As the 2016 presidential election closes in, Hillary Clinton hopes to highlight her extensive foreign policy experience and her commitment to global development to prove her ability as the most qualified presidential candidate. On her campaign website, Clinton maintains that a key pillar of her foreign policy will be to uphold America’s humanitarian ideals: “America is defined by our diversity and our openness, our devotion to human rights and democracy, and our belief that we can always do more…”

Taylor Resteghini

Sources: The Clinton Foundation, Foreign Affairs Magazine, Hillary Clinton Campaign, The Huffington Post, Human Rights Campaign
Photo: Mashable

Pipeline Fellowships Represents Underrepresented VoicesAccording to the 2014 data from the Center for Venture Research, 26 percent of U.S. angel investors were women and merely 8 percent were minorities. Intending to increase the diversity in the U.S. angel investor community, Pipeline Fellowship creates capital for underrepresented black women and Latina women.

Pipeline Fellowship is an angel investing bootcamp for women social entrepreneurs, especially minority businesswomen, and its programs include training, mentee-mentor pitch and commercial practice.

Participating in Pipeline Fellowship, members will gain access to workshops on various business topics, such as Due Diligence, Valuation, Portfolio Strategies and Measuring impact.
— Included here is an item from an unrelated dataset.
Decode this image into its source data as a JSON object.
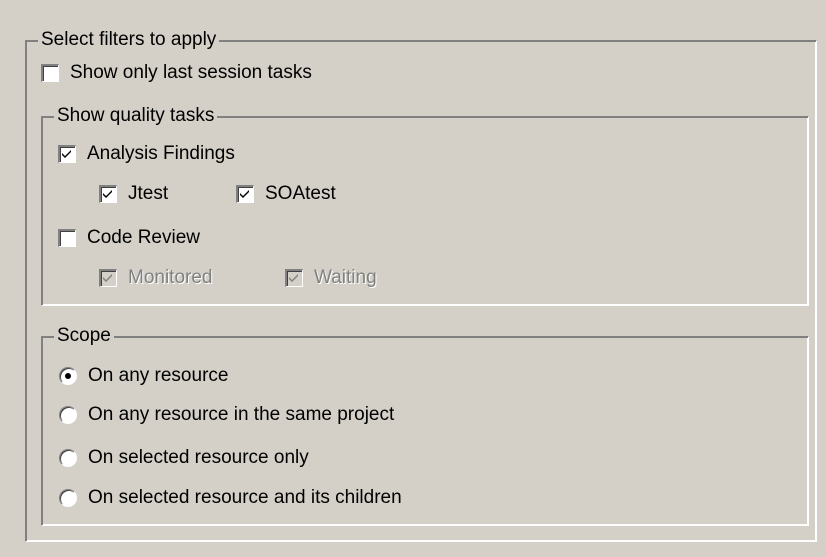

The experts who lead the workshops include seasoned angel investors, VCs, experienced entrepreneurs, and impact investing professionals.

During the Pipeline Fellowship Pitch Summit, invited women entrepreneurs could present their for-profit legal structures to secure their funding.

“We’re changing the face of angel investing.” The slogan marked on the homepage of Pipeline Fellowship, accompanied with the black background, shows the intention of supporting female entrepreneurs with colored skin.

Recently, Pipeline Fellowship cooperated with Black MBA Women and BeVisible, two social media platform for Black and Latina businesswomen, and enlisted them as recruitment ambassadors for African American and Latina women.

Both Black MBA Women and BeVisible offer black women and Latina women who participate in Pipeline Fellowship $1,000 scholarships.

Daria Burke, the founder of Black MBA Women, said, “We simply have to do a better job in supporting black women leaders by taking an active role in their development.” BeVisible Co-Founder Andrea Guendelman thought, “Relationships and access to capital are the biggest roadblocks for Latina Entrepreneurs.”

With the effort from Pipeline Fellowship, from 2011 to 2015, the percentage of women angel investors in the U.S. has increased 14 percent, and the percentage of minority angels in the U.S. has increased 4 percent.

Aware of the obstacle that black women and Latinas are facing, such as the lack of networking and funding, Natalia Oberti Noguera, founder & CEO of Pipeline Fellowship, told us that, “We need to bet on black women and Latinas. There are enough white guys investing in other white guys—let’s get more of us investing in more of us.”

As a Latina entrepreneur at the same time, Oberti Noguera added that “I’m committed to engaging underrepresented voices.” By offering supports on education, mentoring and practice, Pipeline Fellowship fights for the success of women who are originally from undeveloped countries and impoverished areas.

Shengyu Wang

Sources: Black Enterprise, Pipeline Fellowships
Photo: Flickr